Although these are my most treasured pencils - because they are family things - they are not of course the only ones.  Either you have the collecting gene or you don’t – and I can’t even imagine what it’s like not to have it!  I’m not the sort of person who has to have every example of something, but if its interesting or unusual or appealing, in short if it tells me very plainly ‘Take me home’, then who am I to argue?

Footnote
The simplest explanation of the chatelaine I have found is from 'The History of Needlework Tools and Accessories' by Sylvia Groves:
“In Anglo-Saxon England women carried their needlework implements in cylindrical metal boxes, about 3 inches in height and 2 inches in diameter, suspended from the girdle. . . In the domestic life of the period, and for many centuries to come, there was little provision for the safe storage of personal belongings: privacy as we understand it was quite unknown.  Small, individual possessions were therefore, of necessity carried on the person.  Not only sewing implements but keys, pomander, seal, pen-knife, swung from the waist on chains or cords.
These accessories lent themselves naturally to enrichment and decoration and came eventually to be regarded as symbols of occupation and rank.  In a large house or castle, for instance, it became the prerogative of the mistress or chatelaine to wear an elaborate equipage of this kind, and in the course of time the name chatelaine passed from the wearer to the object itself.”

7 comments:

Zintuig said...

Wow! I was looking for information to blog about pencils and I linked to this site. The quality of your information is really high. The way you write is very easy to read for a Dutchie, the Netherlands. Thanks for your post. It really helped me getting a better picture about pencils and their history.

MoosViews said...

Hi. I too have an antique pencil, but can't find any replacement leds. i think a true 1.0mm is required. it reads v.s. lead. can anyone help please. mandi.mcleod@silvanus.co.nz

Kiwi-d said...

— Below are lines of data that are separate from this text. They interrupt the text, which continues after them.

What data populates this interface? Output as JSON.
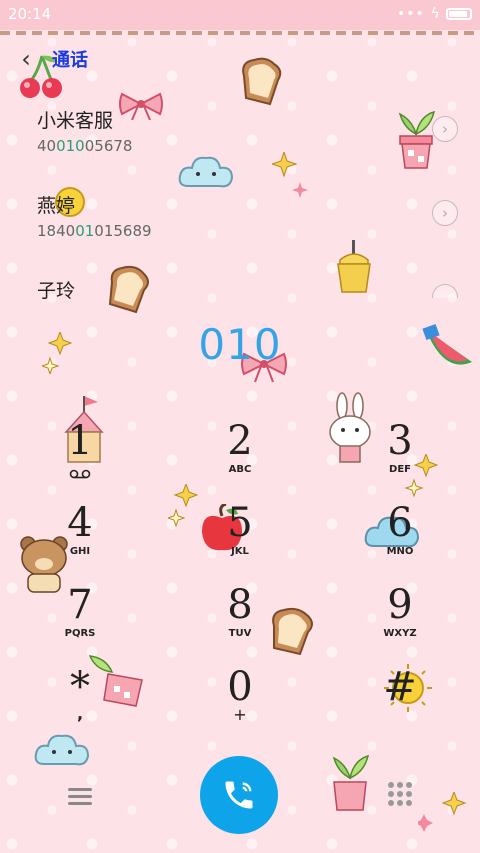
{
  "status_bar": {
    "time": "20:14",
    "icons": [
      "more-dots-icon",
      "charging-bolt-icon",
      "battery-icon"
    ]
  },
  "header": {
    "title": "通话",
    "back_icon": "chevron-left-icon"
  },
  "contacts": [
    {
      "name": "小米客服",
      "number_pre": "40",
      "number_match": "010",
      "number_post": "05678"
    },
    {
      "name": "燕婷",
      "number_pre": "1840",
      "number_match": "01",
      "number_post": "015689"
    },
    {
      "name": "子玲"
    }
  ],
  "dial": {
    "input": "010"
  },
  "keypad": [
    {
      "digit": "1",
      "letters": ""
    },
    {
      "digit": "2",
      "letters": "ABC"
    },
    {
      "digit": "3",
      "letters": "DEF"
    },
    {
      "digit": "4",
      "letters": "GHI"
    },
    {
      "digit": "5",
      "letters": "JKL"
    },
    {
      "digit": "6",
      "letters": "MNO"
    },
    {
      "digit": "7",
      "letters": "PQRS"
    },
    {
      "digit": "8",
      "letters": "TUV"
    },
    {
      "digit": "9",
      "letters": "WXYZ"
    },
    {
      "digit": "*",
      "letters": ","
    },
    {
      "digit": "0",
      "letters": "+"
    },
    {
      "digit": "#",
      "letters": ""
    }
  ],
  "bottom_bar": {
    "icons": [
      "menu-icon",
      "phone-call-icon",
      "keypad-icon"
    ]
  },
  "colors": {
    "background": "#fde3e8",
    "accent": "#34a4e6",
    "call_button": "#0ea4ea",
    "match_highlight": "#2a9b7c",
    "title": "#1a3be0"
  }
}
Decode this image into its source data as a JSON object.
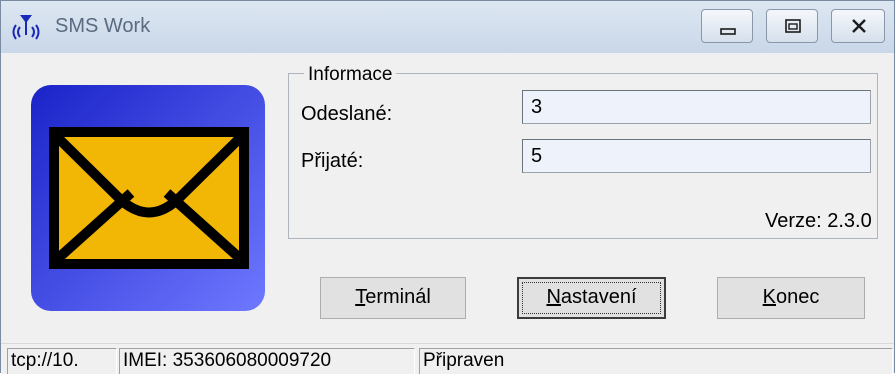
{
  "window": {
    "title": "SMS Work"
  },
  "titlebar_buttons": {
    "minimize": "minimize-icon",
    "restore": "restore-icon",
    "close": "close-icon"
  },
  "icons": {
    "app": "antenna-icon",
    "logo": "envelope-icon"
  },
  "colors": {
    "tile_gradient": [
      "#1a23c8",
      "#6f78ff"
    ],
    "envelope": "#f2b705"
  },
  "info": {
    "legend": "Informace",
    "sent_label": "Odeslané:",
    "sent_value": "3",
    "received_label": "Přijaté:",
    "received_value": "5",
    "version": "Verze: 2.3.0"
  },
  "buttons": {
    "terminal_key": "T",
    "terminal_rest": "erminál",
    "settings_key": "N",
    "settings_rest": "astavení",
    "exit_key": "K",
    "exit_rest": "onec"
  },
  "status": {
    "connection": "tcp://10.",
    "imei": "IMEI: 353606080009720",
    "state": "Připraven"
  }
}
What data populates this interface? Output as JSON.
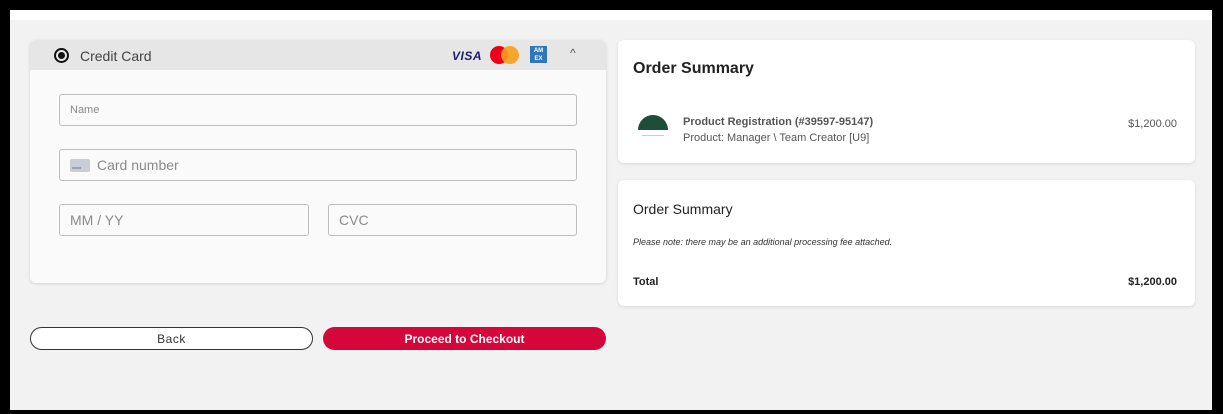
{
  "payment": {
    "method_label": "Credit Card",
    "selected": true,
    "brands": {
      "visa": "VISA",
      "mastercard_icon": "mastercard-icon",
      "amex": "AM EX"
    },
    "collapse_icon": "^",
    "fields": {
      "name_placeholder": "Name",
      "card_placeholder": "Card number",
      "expiry_placeholder": "MM / YY",
      "cvc_placeholder": "CVC"
    }
  },
  "buttons": {
    "back_label": "Back",
    "proceed_label": "Proceed to Checkout"
  },
  "order_summary_1": {
    "title": "Order Summary",
    "item": {
      "name": "Product Registration (#39597-95147)",
      "subtitle": "Product: Manager \\ Team Creator [U9]",
      "price": "$1,200.00"
    }
  },
  "order_summary_2": {
    "title": "Order Summary",
    "note": "Please note: there may be an additional processing fee attached.",
    "total_label": "Total",
    "total_value": "$1,200.00"
  },
  "colors": {
    "accent": "#d5063a",
    "header_bg": "#e6e6e6"
  }
}
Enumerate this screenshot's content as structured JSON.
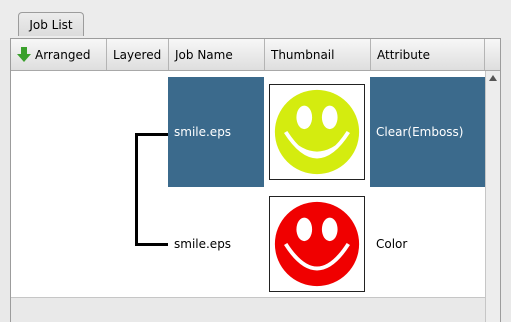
{
  "tabs": [
    {
      "label": "Job List"
    }
  ],
  "columns": {
    "arranged": "Arranged",
    "layered": "Layered",
    "job_name": "Job Name",
    "thumbnail": "Thumbnail",
    "attribute": "Attribute"
  },
  "rows": [
    {
      "job_name": "smile.eps",
      "attribute": "Clear(Emboss)",
      "thumbnail": "smiley-yellow-green",
      "thumb_color": "#d4ec0f",
      "selected": true
    },
    {
      "job_name": "smile.eps",
      "attribute": "Color",
      "thumbnail": "smiley-red",
      "thumb_color": "#f00000",
      "selected": false
    }
  ],
  "colors": {
    "selection": "#3b6a8c",
    "arrow": "#3aa02c"
  },
  "icons": {
    "sort": "down-arrow-icon",
    "scroll_up": "scroll-up-arrow-icon"
  }
}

MoosViews - I believe VS is 1.5mm lead. Try Pendemonium
http://www.pendemonium.com/ink_leads.htm
You might get lucky and Faber-Castell 1.4mm lead might fit, and is available retail locally.

Dwscamel said...

Wow, this was really well-done and comprehensive. Interesting that you inherited these pencils - I've seen some pictures before, but figured there weren't many working pencils around.

Thanks for sharing :).

Anonymous said...

Excellent article though I am still trying to wrap my head around Victoria age pencils - I guess that entails actually living the life of a Victoria age person. 2 1/2p

Niran said...

these are beautiful pencils, Sandra!
and very interesting history too

Matthias said...

What a fantastic guest-post. Thank you for showing us these pencils and explaining how they were used and carried around back then.